Tien The Le, 47, of Sacramento is to be sentenced on July 1 in Sacramento on a charge of conspiracy to manufacture marijuana. Remanded in custody, he faces a sentence of 10 years to life in prison and deportation to China after his time behind bars is completed.

A U.S. District Court jury in Sacramento convicted Le after a six-day trial that ended last week. Le was charged with conspiracy in 2008.

Department of Justice prosecutors presented evidence they said proved a conspiracy by Le and two of his brothers that revolved around the purchase of two high-end homes in Auburn and another in Foresthill to install indoor marijuana grows.

The three homes – in the 20900-block of Todd Valley Road in Foresthill and in the 1600 and 1700 blocks of High Street in Auburn – had basements that the prosecution told jurors were ideal for growing large amounts of marijuana.

A criminal complaint filed in September 2008 by the U.S. Drug Enforcement Agency states that the investigation started with a search of the Todd Valley Road house. Deputies and agents with the Placer County Special Operations and Special Investigative units seized what the DEA termed a sophisticated indoor marijuana growing operation with 1,153 pot plants and about 1,100 root balls and partial stems from a previous harvest.

The listed owner of the residence was a Miao Na Fu, the wife of Tien The Le. A Placer County Sheriff’s detective’s search of nearby real-estate sales showed two on High Street made by Tien The Le’s brother, Tony Le, a Sacramento real-estate agent. One house was bought by Tien The Le in November 2006 and the other was bought in February 2007 by a brother of Tien and Tony’s.

Auburn Police detectives initiated an investigation at the two High Street houses, including surveillance. The complaint said that suspicious activity had started in late 2006 and there were reports of deliveries of lumber, pipe and soil – but no outside gardening activity. Construction noise was heard inside and the basement vents were all covered.

In September 2007, there was a report of a burglary at the 1700-block High Street house and an Auburn Police officer noticed timers, power boxes and other equipment used in an indoor-marijuana growing operation after entering the residence in an attempt to locate a suspect.

A search warrant was authorized and executed on the 1600-block High Street house in September 2007. Inside, officers and agents discovered an indoor marijuana growing operation nearly identical to the Todd Valley Road grow operation, the complaint stated. A total of 911 plants were seized.

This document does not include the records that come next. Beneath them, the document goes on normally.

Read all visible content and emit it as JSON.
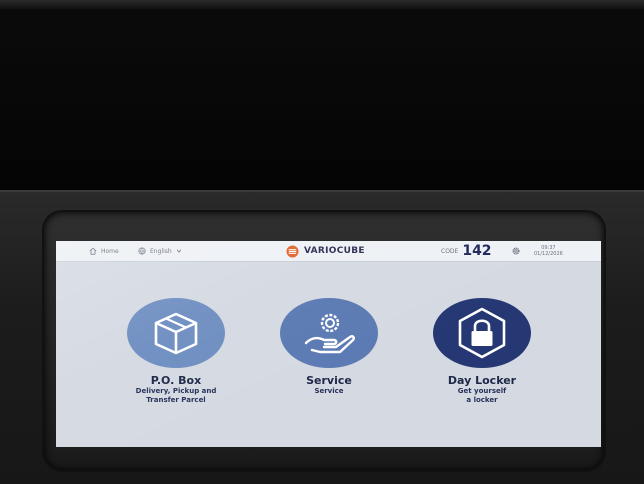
{
  "topbar": {
    "home_label": "Home",
    "language_label": "English",
    "brand": "VARIOCUBE",
    "code_label": "CODE",
    "code_value": "142",
    "time": "09:37",
    "date": "01/12/2026"
  },
  "icons": {
    "home": "home-icon",
    "language": "globe-icon",
    "language_dropdown": "chevron-down-icon",
    "brand": "variocube-logo-icon",
    "settings": "gear-icon",
    "po_box": "box-icon",
    "service": "hand-gear-icon",
    "day_locker": "lock-icon"
  },
  "tiles": [
    {
      "title": "P.O. Box",
      "subtitle_line1": "Delivery, Pickup and",
      "subtitle_line2": "Transfer Parcel"
    },
    {
      "title": "Service",
      "subtitle_line1": "Service",
      "subtitle_line2": ""
    },
    {
      "title": "Day Locker",
      "subtitle_line1": "Get yourself",
      "subtitle_line2": "a locker"
    }
  ],
  "colors": {
    "screen_bg": "#d5dae2",
    "topbar_bg": "#eef1f5",
    "po_circle": "#6e8ec1",
    "service_circle": "#5b7ab3",
    "day_locker_circle": "#253873",
    "title_text": "#1d2747"
  }
}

While not listing the prices paid for the Foresthill and Auburn houses, as well as another in El Dorado Hills, they ranged in cost from $353,000 to $874,000, according to court documents. The same statements issued by the Justice Department said that while Tien The Le entered into residential purchase contracts on the three Placer County homes, he had an annual adjusted gross income of $17,534 in 2004, $44,297 in 2005 and $45,168 in 2006, indicating that “neither he nor his wife possessed the financial ability to make the mortgage payments on the houses,” court documents stated.

“Tien Le … permitted his name and credit score to be used to qualify for loans to purchase a house he could not afford and allowed the house, and likely assisted in the conversion of his, his wife’s and (another)residence) into marijuana-growing facilities,” the complaint stated.